--- DATASET ---

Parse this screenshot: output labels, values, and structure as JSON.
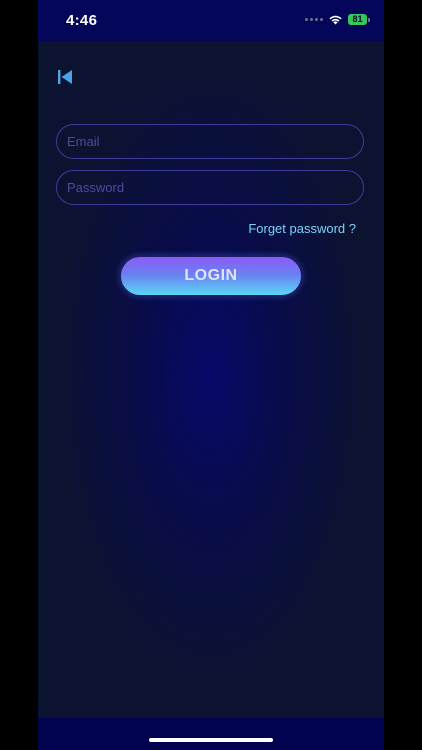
{
  "status_bar": {
    "time": "4:46",
    "battery_level": "81",
    "battery_color": "#35c759"
  },
  "header": {
    "back_icon": "skip-back-icon"
  },
  "form": {
    "email_placeholder": "Email",
    "email_value": "",
    "password_placeholder": "Password",
    "password_value": "",
    "forgot_label": "Forget password ?",
    "login_label": "LOGIN"
  },
  "colors": {
    "accent_link": "#7fd3f5",
    "button_top": "#8b5cf6",
    "button_bottom": "#5ad6f5",
    "field_border": "#3f3b9a"
  }
}
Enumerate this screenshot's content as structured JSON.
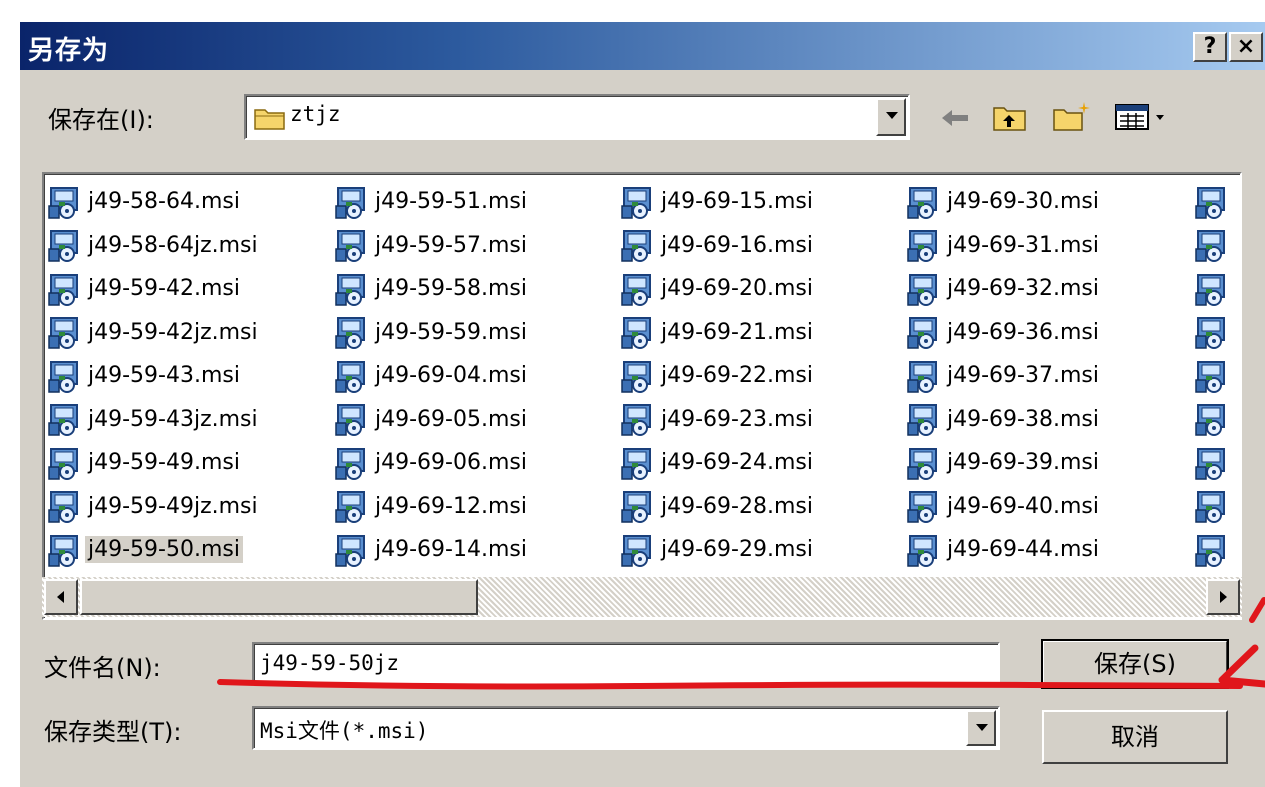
{
  "window": {
    "title": "另存为",
    "help_label": "?",
    "close_label": "×"
  },
  "save_in": {
    "label": "保存在(I):",
    "value": "ztjz"
  },
  "file_columns": [
    [
      "j49-58-64.msi",
      "j49-58-64jz.msi",
      "j49-59-42.msi",
      "j49-59-42jz.msi",
      "j49-59-43.msi",
      "j49-59-43jz.msi",
      "j49-59-49.msi",
      "j49-59-49jz.msi",
      "j49-59-50.msi"
    ],
    [
      "j49-59-51.msi",
      "j49-59-57.msi",
      "j49-59-58.msi",
      "j49-59-59.msi",
      "j49-69-04.msi",
      "j49-69-05.msi",
      "j49-69-06.msi",
      "j49-69-12.msi",
      "j49-69-14.msi"
    ],
    [
      "j49-69-15.msi",
      "j49-69-16.msi",
      "j49-69-20.msi",
      "j49-69-21.msi",
      "j49-69-22.msi",
      "j49-69-23.msi",
      "j49-69-24.msi",
      "j49-69-28.msi",
      "j49-69-29.msi"
    ],
    [
      "j49-69-30.msi",
      "j49-69-31.msi",
      "j49-69-32.msi",
      "j49-69-36.msi",
      "j49-69-37.msi",
      "j49-69-38.msi",
      "j49-69-39.msi",
      "j49-69-40.msi",
      "j49-69-44.msi"
    ],
    [
      "",
      "",
      "",
      "",
      "",
      "",
      "",
      "",
      ""
    ]
  ],
  "selected_file": "j49-59-50.msi",
  "file_name": {
    "label": "文件名(N):",
    "value": "j49-59-50jz"
  },
  "file_type": {
    "label": "保存类型(T):",
    "value": "Msi文件(*.msi)"
  },
  "buttons": {
    "save": "保存(S)",
    "cancel": "取消"
  },
  "icons": {
    "file": "msi-file-icon",
    "folder": "folder-icon",
    "back": "back-arrow-icon",
    "up": "up-folder-icon",
    "new_folder": "new-folder-icon",
    "view": "view-menu-icon"
  },
  "colors": {
    "title_start": "#0a246a",
    "title_end": "#a6caf0",
    "face": "#d4d0c8",
    "annotation": "#e0161b"
  }
}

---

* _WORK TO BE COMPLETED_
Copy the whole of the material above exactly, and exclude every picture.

* _RESULT OF THIS TASK_
Parse this screenshot: output labels, values, and structure as JSON.
{
  "status_bar": {
    "time": "4:46",
    "battery_level": "81",
    "battery_color": "#35c759"
  },
  "header": {
    "back_icon": "skip-back-icon"
  },
  "form": {
    "email_placeholder": "Email",
    "email_value": "",
    "password_placeholder": "Password",
    "password_value": "",
    "forgot_label": "Forget password ?",
    "login_label": "LOGIN"
  },
  "colors": {
    "accent_link": "#7fd3f5",
    "button_top": "#8b5cf6",
    "button_bottom": "#5ad6f5",
    "field_border": "#3f3b9a"
  }
}
Enumerate this screenshot's content as structured JSON.
{
  "window": {
    "title": "另存为",
    "help_label": "?",
    "close_label": "×"
  },
  "save_in": {
    "label": "保存在(I):",
    "value": "ztjz"
  },
  "file_columns": [
    [
      "j49-58-64.msi",
      "j49-58-64jz.msi",
      "j49-59-42.msi",
      "j49-59-42jz.msi",
      "j49-59-43.msi",
      "j49-59-43jz.msi",
      "j49-59-49.msi",
      "j49-59-49jz.msi",
      "j49-59-50.msi"
    ],
    [
      "j49-59-51.msi",
      "j49-59-57.msi",
      "j49-59-58.msi",
      "j49-59-59.msi",
      "j49-69-04.msi",
      "j49-69-05.msi",
      "j49-69-06.msi",
      "j49-69-12.msi",
      "j49-69-14.msi"
    ],
    [
      "j49-69-15.msi",
      "j49-69-16.msi",
      "j49-69-20.msi",
      "j49-69-21.msi",
      "j49-69-22.msi",
      "j49-69-23.msi",
      "j49-69-24.msi",
      "j49-69-28.msi",
      "j49-69-29.msi"
    ],
    [
      "j49-69-30.msi",
      "j49-69-31.msi",
      "j49-69-32.msi",
      "j49-69-36.msi",
      "j49-69-37.msi",
      "j49-69-38.msi",
      "j49-69-39.msi",
      "j49-69-40.msi",
      "j49-69-44.msi"
    ],
    [
      "",
      "",
      "",
      "",
      "",
      "",
      "",
      "",
      ""
    ]
  ],
  "selected_file": "j49-59-50.msi",
  "file_name": {
    "label": "文件名(N):",
    "value": "j49-59-50jz"
  },
  "file_type": {
    "label": "保存类型(T):",
    "value": "Msi文件(*.msi)"
  },
  "buttons": {
    "save": "保存(S)",
    "cancel": "取消"
  },
  "icons": {
    "file": "msi-file-icon",
    "folder": "folder-icon",
    "back": "back-arrow-icon",
    "up": "up-folder-icon",
    "new_folder": "new-folder-icon",
    "view": "view-menu-icon"
  },
  "colors": {
    "title_start": "#0a246a",
    "title_end": "#a6caf0",
    "face": "#d4d0c8",
    "annotation": "#e0161b"
  }
}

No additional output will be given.